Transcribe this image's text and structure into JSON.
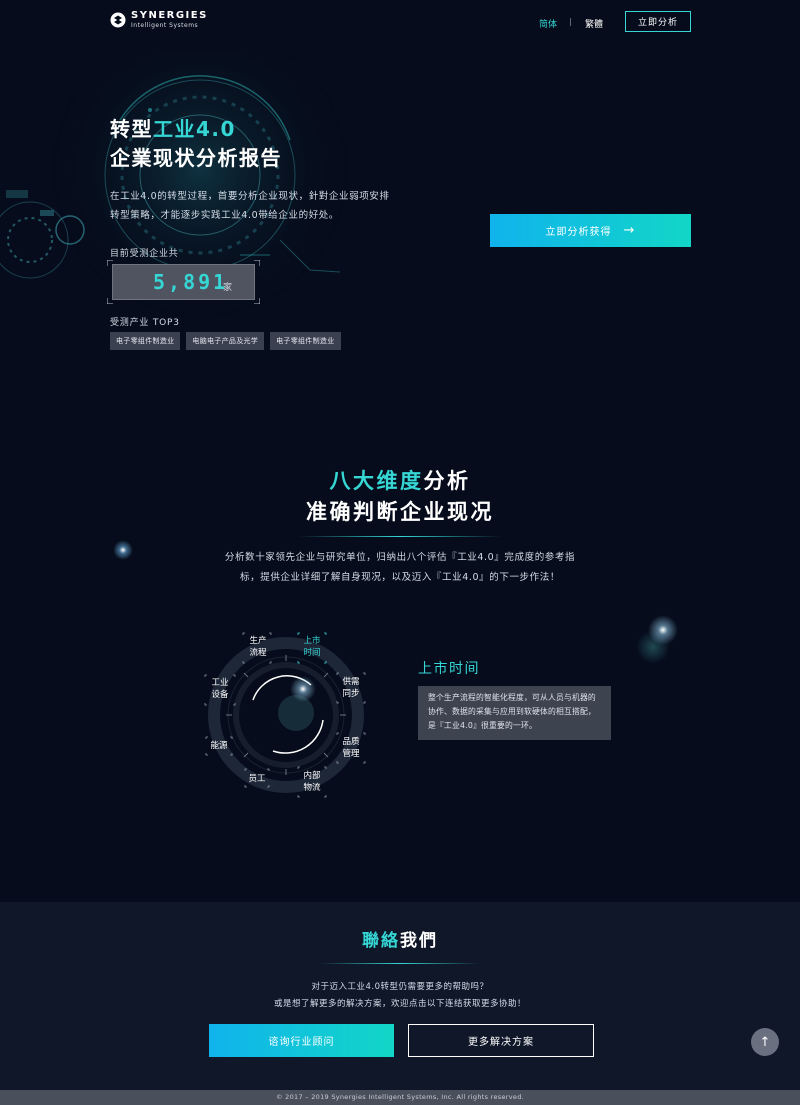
{
  "brand": {
    "name": "SYNERGIES",
    "sub": "Intelligent Systems"
  },
  "header": {
    "lang_simplified": "简体",
    "lang_separator": "|",
    "lang_traditional": "繁體",
    "cta": "立即分析"
  },
  "hero": {
    "title_line1_a": "转型",
    "title_line1_b": "工业4.0",
    "title_line2": "企業现状分析报告",
    "desc": "在工业4.0的转型过程，首要分析企业现状，針對企业弱项安排转型策略，才能逐步实践工业4.0带给企业的好处。",
    "count_label": "目前受测企业共",
    "count_value": "5,891",
    "count_unit": "家",
    "top3_label": "受测产业 TOP3",
    "tags": [
      "电子零组件制造业",
      "电脑电子产品及光学",
      "电子零组件制造业"
    ],
    "cta": "立即分析获得",
    "cta_arrow": "→"
  },
  "dimensions": {
    "title_a": "八大维度",
    "title_b": "分析",
    "title_line2": "准确判断企业现况",
    "desc": "分析数十家领先企业与研究单位，归纳出八个评估『工业4.0』完成度的参考指标，提供企业详细了解自身现况，以及迈入『工业4.0』的下一步作法！",
    "items": [
      {
        "label": "生产\n流程"
      },
      {
        "label": "上市\n时间"
      },
      {
        "label": "供需\n同步"
      },
      {
        "label": "品质\n管理"
      },
      {
        "label": "内部\n物流"
      },
      {
        "label": "员工"
      },
      {
        "label": "能源"
      },
      {
        "label": "工业\n设备"
      }
    ],
    "active_index": 1,
    "detail_title": "上市时间",
    "detail_text": "整个生产流程的智能化程度，可从人员与机器的协作、数据的采集与应用到软硬体的相互搭配，是『工业4.0』很重要的一环。"
  },
  "contact": {
    "title_a": "聯絡",
    "title_b": "我們",
    "desc_line1": "对于迈入工业4.0转型仍需要更多的帮助吗？",
    "desc_line2": "或是想了解更多的解决方案，欢迎点击以下连结获取更多协助！",
    "btn_consult": "谘询行业顾问",
    "btn_more": "更多解决方案",
    "scroll_top": "↑"
  },
  "footer": {
    "copyright": "© 2017 – 2019 Synergies Intelligent Systems, Inc. All rights reserved."
  },
  "colors": {
    "accent": "#35d6d4",
    "background": "#060c1b",
    "gradient_start": "#10b3ec",
    "gradient_end": "#12d6c7"
  }
}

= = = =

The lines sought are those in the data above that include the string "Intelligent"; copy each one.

Solved exercise:
    "sub": "Intelligent Systems"
    "copyright": "© 2017 – 2019 Synergies Intelligent Systems, Inc. All rights reserved."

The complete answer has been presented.